[App and web page records]
+++
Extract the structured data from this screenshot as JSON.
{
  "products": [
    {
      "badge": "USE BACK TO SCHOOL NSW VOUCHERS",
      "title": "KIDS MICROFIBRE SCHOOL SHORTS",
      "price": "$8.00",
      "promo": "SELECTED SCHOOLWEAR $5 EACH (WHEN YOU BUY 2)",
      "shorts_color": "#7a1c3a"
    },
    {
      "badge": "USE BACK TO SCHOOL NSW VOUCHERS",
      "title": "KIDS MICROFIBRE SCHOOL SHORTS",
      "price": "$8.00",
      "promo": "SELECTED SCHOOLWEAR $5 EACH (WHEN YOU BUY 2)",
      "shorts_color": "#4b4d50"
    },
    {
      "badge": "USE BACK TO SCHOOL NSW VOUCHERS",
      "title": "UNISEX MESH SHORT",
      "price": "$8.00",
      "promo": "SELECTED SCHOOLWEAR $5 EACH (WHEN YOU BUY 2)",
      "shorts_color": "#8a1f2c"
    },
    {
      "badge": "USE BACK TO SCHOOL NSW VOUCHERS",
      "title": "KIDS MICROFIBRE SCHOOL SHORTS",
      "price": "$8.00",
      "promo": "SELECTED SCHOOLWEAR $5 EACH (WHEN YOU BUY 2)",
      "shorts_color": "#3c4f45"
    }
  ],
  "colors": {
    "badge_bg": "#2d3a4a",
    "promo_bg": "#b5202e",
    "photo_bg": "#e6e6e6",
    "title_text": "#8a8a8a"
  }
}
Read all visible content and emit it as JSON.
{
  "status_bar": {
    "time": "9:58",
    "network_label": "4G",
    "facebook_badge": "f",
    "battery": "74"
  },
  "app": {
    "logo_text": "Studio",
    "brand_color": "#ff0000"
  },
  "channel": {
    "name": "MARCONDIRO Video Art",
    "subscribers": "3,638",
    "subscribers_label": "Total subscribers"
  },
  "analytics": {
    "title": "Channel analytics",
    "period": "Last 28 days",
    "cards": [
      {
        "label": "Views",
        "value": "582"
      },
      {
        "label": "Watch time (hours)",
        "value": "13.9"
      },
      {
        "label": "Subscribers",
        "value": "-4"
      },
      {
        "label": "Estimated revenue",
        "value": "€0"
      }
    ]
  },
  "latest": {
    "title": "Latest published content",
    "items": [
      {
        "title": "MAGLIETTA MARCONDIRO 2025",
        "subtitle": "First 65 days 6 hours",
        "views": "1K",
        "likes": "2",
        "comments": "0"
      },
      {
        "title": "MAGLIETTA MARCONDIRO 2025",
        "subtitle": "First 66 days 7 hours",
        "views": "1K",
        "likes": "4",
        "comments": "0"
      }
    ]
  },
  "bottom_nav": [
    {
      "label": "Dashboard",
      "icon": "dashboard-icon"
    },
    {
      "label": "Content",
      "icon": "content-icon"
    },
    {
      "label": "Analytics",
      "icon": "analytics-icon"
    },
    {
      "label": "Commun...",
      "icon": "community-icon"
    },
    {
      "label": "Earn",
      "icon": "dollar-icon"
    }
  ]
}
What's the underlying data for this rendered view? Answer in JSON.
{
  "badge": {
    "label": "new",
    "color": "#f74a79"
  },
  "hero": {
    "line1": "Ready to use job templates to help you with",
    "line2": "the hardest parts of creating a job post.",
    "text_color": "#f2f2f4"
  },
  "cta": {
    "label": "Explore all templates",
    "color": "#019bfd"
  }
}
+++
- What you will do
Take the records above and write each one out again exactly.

- Solution for this problem
Extract the structured data from this screenshot as JSON.
{
  "products": [
    {
      "badge": "USE BACK TO SCHOOL NSW VOUCHERS",
      "title": "KIDS MICROFIBRE SCHOOL SHORTS",
      "price": "$8.00",
      "promo": "SELECTED SCHOOLWEAR $5 EACH (WHEN YOU BUY 2)",
      "shorts_color": "#7a1c3a"
    },
    {
      "badge": "USE BACK TO SCHOOL NSW VOUCHERS",
      "title": "KIDS MICROFIBRE SCHOOL SHORTS",
      "price": "$8.00",
      "promo": "SELECTED SCHOOLWEAR $5 EACH (WHEN YOU BUY 2)",
      "shorts_color": "#4b4d50"
    },
    {
      "badge": "USE BACK TO SCHOOL NSW VOUCHERS",
      "title": "UNISEX MESH SHORT",
      "price": "$8.00",
      "promo": "SELECTED SCHOOLWEAR $5 EACH (WHEN YOU BUY 2)",
      "shorts_color": "#8a1f2c"
    },
    {
      "badge": "USE BACK TO SCHOOL NSW VOUCHERS",
      "title": "KIDS MICROFIBRE SCHOOL SHORTS",
      "price": "$8.00",
      "promo": "SELECTED SCHOOLWEAR $5 EACH (WHEN YOU BUY 2)",
      "shorts_color": "#3c4f45"
    }
  ],
  "colors": {
    "badge_bg": "#2d3a4a",
    "promo_bg": "#b5202e",
    "photo_bg": "#e6e6e6",
    "title_text": "#8a8a8a"
  }
}
Read all visible content and emit it as JSON.
{
  "status_bar": {
    "time": "9:58",
    "network_label": "4G",
    "facebook_badge": "f",
    "battery": "74"
  },
  "app": {
    "logo_text": "Studio",
    "brand_color": "#ff0000"
  },
  "channel": {
    "name": "MARCONDIRO Video Art",
    "subscribers": "3,638",
    "subscribers_label": "Total subscribers"
  },
  "analytics": {
    "title": "Channel analytics",
    "period": "Last 28 days",
    "cards": [
      {
        "label": "Views",
        "value": "582"
      },
      {
        "label": "Watch time (hours)",
        "value": "13.9"
      },
      {
        "label": "Subscribers",
        "value": "-4"
      },
      {
        "label": "Estimated revenue",
        "value": "€0"
      }
    ]
  },
  "latest": {
    "title": "Latest published content",
    "items": [
      {
        "title": "MAGLIETTA MARCONDIRO 2025",
        "subtitle": "First 65 days 6 hours",
        "views": "1K",
        "likes": "2",
        "comments": "0"
      },
      {
        "title": "MAGLIETTA MARCONDIRO 2025",
        "subtitle": "First 66 days 7 hours",
        "views": "1K",
        "likes": "4",
        "comments": "0"
      }
    ]
  },
  "bottom_nav": [
    {
      "label": "Dashboard",
      "icon": "dashboard-icon"
    },
    {
      "label": "Content",
      "icon": "content-icon"
    },
    {
      "label": "Analytics",
      "icon": "analytics-icon"
    },
    {
      "label": "Commun...",
      "icon": "community-icon"
    },
    {
      "label": "Earn",
      "icon": "dollar-icon"
    }
  ]
}
What's the underlying data for this rendered view? Answer in JSON.
{
  "badge": {
    "label": "new",
    "color": "#f74a79"
  },
  "hero": {
    "line1": "Ready to use job templates to help you with",
    "line2": "the hardest parts of creating a job post.",
    "text_color": "#f2f2f4"
  },
  "cta": {
    "label": "Explore all templates",
    "color": "#019bfd"
  }
}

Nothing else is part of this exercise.